“It was fun being able to have the ceremony in the stadium, and even though it was mostly empty with everyone spaced out, it felt very comfortable,” Anderson-Daniels said. “My mom was very glad she could be there and experience it.”
André Christie-Mizell, PhD, vice provost for Graduate Education and dean of the Graduate School, congratulated the graduates on their high achievement and exhorted them to incorporate the lessons of the last year into their lives.
“My challenge to you today is to combine what you’ve learned from struggle and adversity with the Vanderbilt values of hard work, civility and compassion for others to produce a life well-lived wherever you go, whether it is the academy, industry, or other places that your careers may take you,” he said.
Graduates who completed biomedical science PhD degrees during 2019-2020 published an average of 4.8 scientific papers as a result of their graduate studies. Their research appeared in highly respected journals including Science, Cell, Nature Medicine and the Journal of Clinical Investigation, according to Abigail Brown, PhD, director of Outcomes Research in the Office of Biomedical Research Education and Training.
Three-quarters of the group gave oral presentations at national or international meetings and 99% gave oral or poster presentations. The students were supported by external fellowships (41%) and/or institutional NIH training grant fellowships (79%).
Most of the graduates continued their training with postdoctoral fellowships, including traditional positions in academic research laboratories as well as non-traditional industry, government and clinical fellowships.
Anderson-Daniels, who completed his dissertation focused on HIV in late 2019, opted to remain at Vanderbilt as a postdoctoral fellow working with Mark Denison, MD.
“I was interested in learning the complex biology of coronavirus replication,” Anderson-Daniels said. “I had no idea that I would very quickly transition to working on a pandemic pathogen.”
School of Nursing
by Nancy Wise
After a 12-month wait, the Vanderbilt School of Nursing Class of 2020 celebrated — and was celebrated — in person during Investiture ceremonies held on campus May 2. The intimate ceremony for graduates, family and friends was both traditional and innovative as it accommodated COVID-19 safety protocols while still retaining appropriate pomp and circumstance.
In her address to graduates, Dean Linda D. Norman, DSN, FAAN, observed that they had been working as advanced practice nurses and leaders in the time since they finished their degrees, and as such, they had experienced the COVID-19 pandemic on the front lines and in the trenches of patient care.
“COVID-19 will not be the last public health emergency the world will see. It may not even be the last public health emergency you or I will see,” Norman said. “When the next emergency hits — and it will — nurses will again be ready with knowledge, compassion, skill and perseverance. That is what nurses do. That is who nurses are.

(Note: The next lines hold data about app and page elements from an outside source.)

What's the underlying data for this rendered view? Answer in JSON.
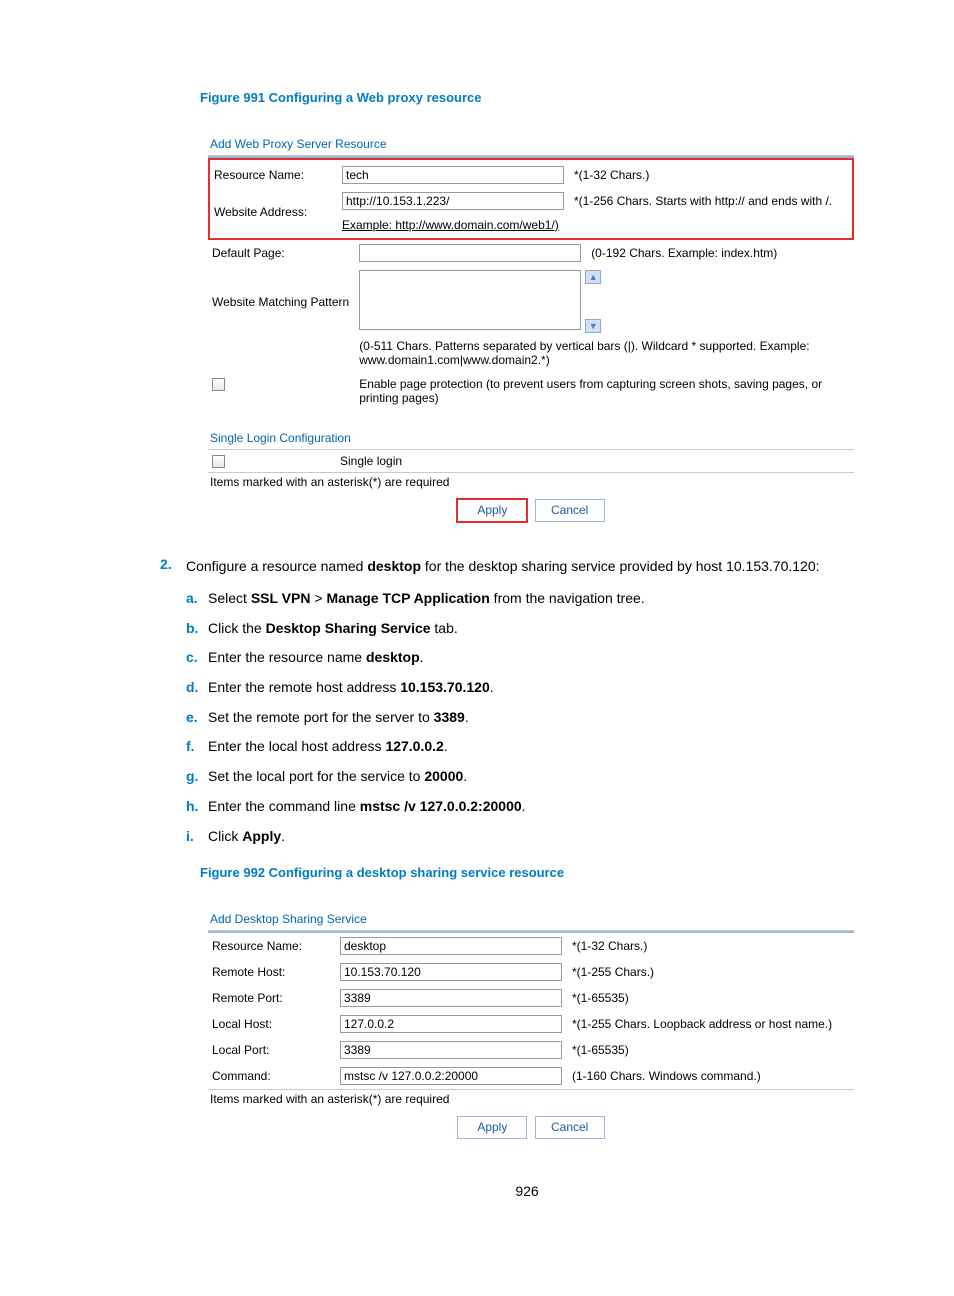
{
  "figure1": {
    "title": "Figure 991 Configuring a Web proxy resource",
    "panel_head": "Add Web Proxy Server Resource",
    "rows": {
      "resource_name": {
        "label": "Resource Name:",
        "value": "tech",
        "hint": "*(1-32 Chars.)"
      },
      "website_address": {
        "label": "Website Address:",
        "value": "http://10.153.1.223/",
        "hint": "*(1-256 Chars. Starts with http:// and ends with /.",
        "example": "Example: http://www.domain.com/web1/)"
      },
      "default_page": {
        "label": "Default Page:",
        "value": "",
        "hint": "(0-192 Chars. Example: index.htm)"
      },
      "pattern": {
        "label": "Website Matching Pattern",
        "value": "",
        "hint": "(0-511 Chars. Patterns separated by vertical bars (|). Wildcard * supported. Example: www.domain1.com|www.domain2.*)"
      },
      "protection": "Enable page protection (to prevent users from capturing screen shots, saving pages, or printing pages)"
    },
    "single_login_head": "Single Login Configuration",
    "single_login_label": "Single login",
    "required_note": "Items marked with an asterisk(*) are required",
    "apply": "Apply",
    "cancel": "Cancel"
  },
  "instructions": {
    "step_num": "2.",
    "step_intro_pre": "Configure a resource named ",
    "step_intro_bold": "desktop",
    "step_intro_post": " for the desktop sharing service provided by host 10.153.70.120:",
    "sub": [
      {
        "n": "a.",
        "pre": "Select ",
        "b1": "SSL VPN",
        "mid": " > ",
        "b2": "Manage TCP Application",
        "post": " from the navigation tree."
      },
      {
        "n": "b.",
        "pre": "Click the ",
        "b1": "Desktop Sharing Service",
        "post": " tab."
      },
      {
        "n": "c.",
        "pre": "Enter the resource name ",
        "b1": "desktop",
        "post": "."
      },
      {
        "n": "d.",
        "pre": "Enter the remote host address ",
        "b1": "10.153.70.120",
        "post": "."
      },
      {
        "n": "e.",
        "pre": "Set the remote port for the server to ",
        "b1": "3389",
        "post": "."
      },
      {
        "n": "f.",
        "pre": "Enter the local host address ",
        "b1": "127.0.0.2",
        "post": "."
      },
      {
        "n": "g.",
        "pre": "Set the local port for the service to ",
        "b1": "20000",
        "post": "."
      },
      {
        "n": "h.",
        "pre": "Enter the command line ",
        "b1": "mstsc /v 127.0.0.2:20000",
        "post": "."
      },
      {
        "n": "i.",
        "pre": "Click ",
        "b1": "Apply",
        "post": "."
      }
    ]
  },
  "figure2": {
    "title": "Figure 992 Configuring a desktop sharing service resource",
    "panel_head": "Add Desktop Sharing Service",
    "rows": {
      "resource_name": {
        "label": "Resource Name:",
        "value": "desktop",
        "hint": "*(1-32 Chars.)"
      },
      "remote_host": {
        "label": "Remote Host:",
        "value": "10.153.70.120",
        "hint": "*(1-255 Chars.)"
      },
      "remote_port": {
        "label": "Remote Port:",
        "value": "3389",
        "hint": "*(1-65535)"
      },
      "local_host": {
        "label": "Local Host:",
        "value": "127.0.0.2",
        "hint": "*(1-255 Chars. Loopback address or host name.)"
      },
      "local_port": {
        "label": "Local Port:",
        "value": "3389",
        "hint": "*(1-65535)"
      },
      "command": {
        "label": "Command:",
        "value": "mstsc /v 127.0.0.2:20000",
        "hint": "(1-160 Chars. Windows command.)"
      }
    },
    "required_note": "Items marked with an asterisk(*) are required",
    "apply": "Apply",
    "cancel": "Cancel"
  },
  "page_number": "926"
}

“I told you last year that the world needs you more than ever. I meant it, and I still do,” Norman said. “You are the present, you are the future, and you are the hope of nursing.”
The ceremony also included a video message from Provost Susan Wente and recognition of the School of Nursing 2020 Founder’s Medalist, Jane Mericle, DNP’20, and the class’s banner bearer, Gwendolyn Godlock, DNP’20, who also served as the class representative in planning the previous year’s virtual events and current ceremonies.
In a change from Investiture tradition, graduates donned their own hoods at the same time in a group hooding ceremony rather than have their hoods put on them by faculty. The graduates then walked across the platform individually as their names were called, collected an apricot rose symbolizing the nursing discipline and were photographed with Norman and their program director.
The Class of 2020 included 328 Master of Science in Nursing and 70 Doctor of Nursing Practice graduates who finished their programs in August 2019, December 2019 and May 2020. An additional three PhD in Nursing Science graduates were honored in Vanderbilt Graduate School ceremonies.